Chic Lotz
, a potter for 30 years and former school teacher, has organized all of the glaze ingredients into a color coded chart. As she builds the chart step-by-step, she explains how varying the ratios of 3 major components can affect the firing temperature, glaze fit, glaze surface, color and stability.

The completed chart shows you the overall "big picture" of ingredient relationships and how they can be used together to create glazes with the characteristics that you desire. She explains the basics about glazes...... without using math!

The entire program uses a variety of teaching techniques to make it fun and easier to discover "What Makes A Glaze".
 

 

 

When silica melts
it makes a glass.
"So what makes a glaze?"
you might ask.

Silica melts near
3000 degrees,
firing a kiln that hot
won't be a breeze.

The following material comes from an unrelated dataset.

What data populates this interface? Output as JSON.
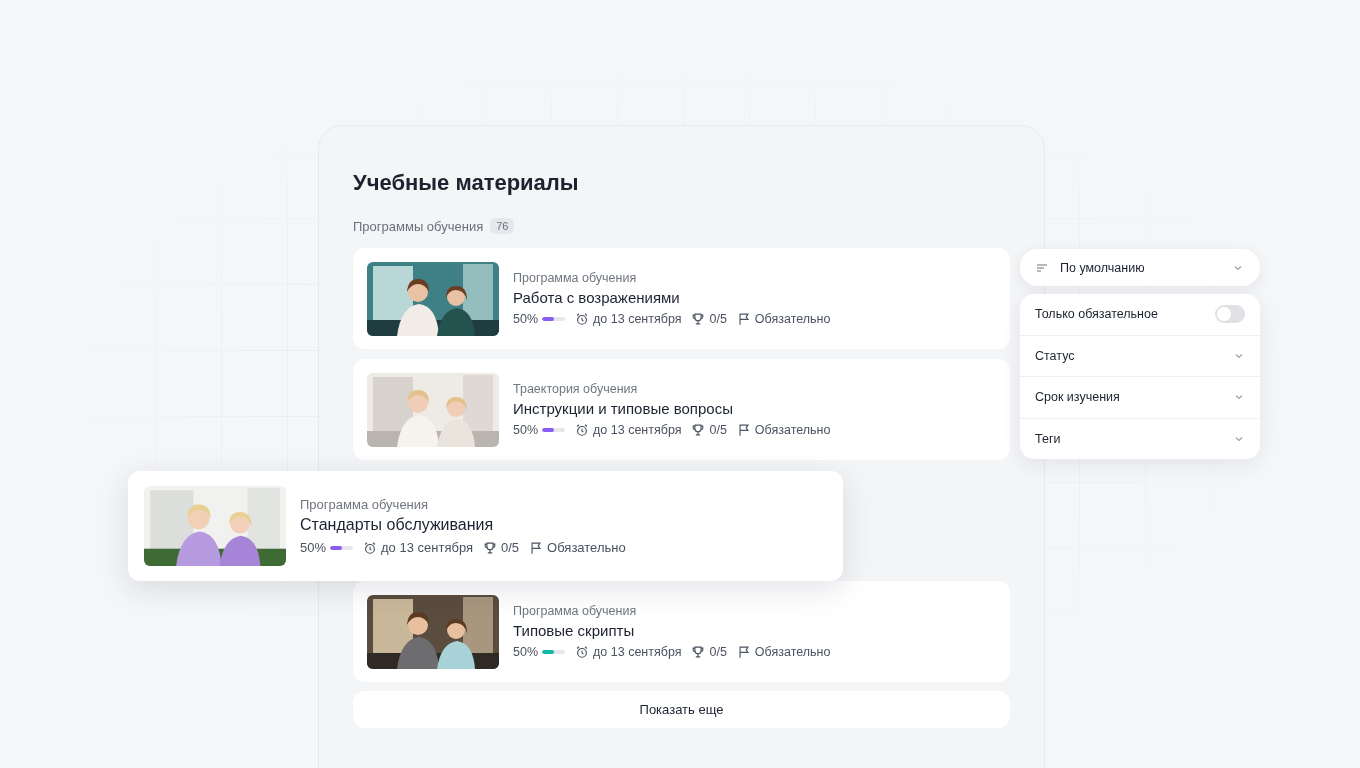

So add a little flux
and you will see
that silica melts sooner
and happy you'll be!

But molten silica
when it is hot
runs down the sides
and off of your pot!

So if you want
that silica to stick,
alumina is the one
that you should pick.

 
Alumina bonds
silica to clay -
"Very important!"
most potters will say.

Silica plus alumina,
add in some flux,
getting the right ratio
is really the crux.

Silica makes glass,
alumina helps bond,
flux is a melter,
of these we are fond.

These three things
will make a good glaze,
get the right ratio
and you'll be amazed!

Chic Lotz
www.PotteryPoet.com